Entries shown START
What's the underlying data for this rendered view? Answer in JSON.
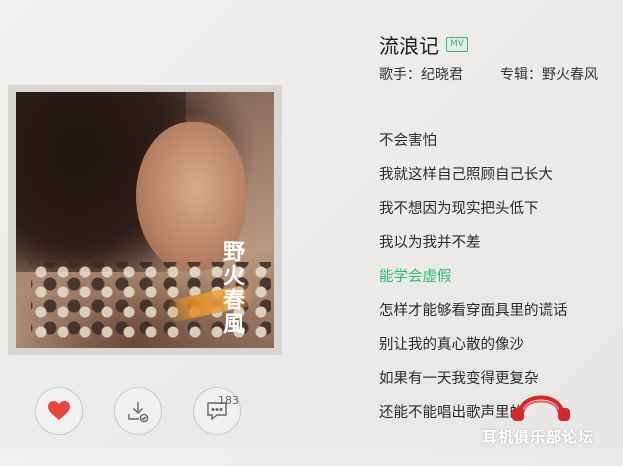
{
  "song": {
    "title": "流浪记",
    "mv_badge": "MV",
    "artist_label": "歌手：纪晓君",
    "album_label": "专辑：野火春风"
  },
  "cover": {
    "vertical_title": "野火春風"
  },
  "actions": {
    "like_icon": "heart-icon",
    "download_icon": "download-icon",
    "comment_icon": "comment-icon",
    "comment_count": "183",
    "like_color": "#e8453c"
  },
  "lyrics": [
    {
      "text": "不会害怕",
      "state": "normal"
    },
    {
      "text": "我就这样自己照顾自己长大",
      "state": "normal"
    },
    {
      "text": "我不想因为现实把头低下",
      "state": "normal"
    },
    {
      "text": "我以为我并不差",
      "state": "normal"
    },
    {
      "text": "能学会虚假",
      "state": "active"
    },
    {
      "text": "怎样才能够看穿面具里的谎话",
      "state": "normal"
    },
    {
      "text": "别让我的真心散的像沙",
      "state": "normal"
    },
    {
      "text": "如果有一天我变得更复杂",
      "state": "normal"
    },
    {
      "text": "还能不能唱出歌声里的",
      "state": "normal"
    },
    {
      "text": "",
      "state": "faded"
    }
  ],
  "watermark": {
    "text": "耳机俱乐部论坛"
  },
  "colors": {
    "accent": "#2ebd6e",
    "like": "#e8453c",
    "watermark_red": "#d7262c"
  }
}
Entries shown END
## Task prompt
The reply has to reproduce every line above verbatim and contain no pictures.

## Task result
What's the underlying data for this rendered view? Answer in JSON.
{
  "song": {
    "title": "流浪记",
    "mv_badge": "MV",
    "artist_label": "歌手：纪晓君",
    "album_label": "专辑：野火春风"
  },
  "cover": {
    "vertical_title": "野火春風"
  },
  "actions": {
    "like_icon": "heart-icon",
    "download_icon": "download-icon",
    "comment_icon": "comment-icon",
    "comment_count": "183",
    "like_color": "#e8453c"
  },
  "lyrics": [
    {
      "text": "不会害怕",
      "state": "normal"
    },
    {
      "text": "我就这样自己照顾自己长大",
      "state": "normal"
    },
    {
      "text": "我不想因为现实把头低下",
      "state": "normal"
    },
    {
      "text": "我以为我并不差",
      "state": "normal"
    },
    {
      "text": "能学会虚假",
      "state": "active"
    },
    {
      "text": "怎样才能够看穿面具里的谎话",
      "state": "normal"
    },
    {
      "text": "别让我的真心散的像沙",
      "state": "normal"
    },
    {
      "text": "如果有一天我变得更复杂",
      "state": "normal"
    },
    {
      "text": "还能不能唱出歌声里的",
      "state": "normal"
    },
    {
      "text": "",
      "state": "faded"
    }
  ],
  "watermark": {
    "text": "耳机俱乐部论坛"
  },
  "colors": {
    "accent": "#2ebd6e",
    "like": "#e8453c",
    "watermark_red": "#d7262c"
  }
}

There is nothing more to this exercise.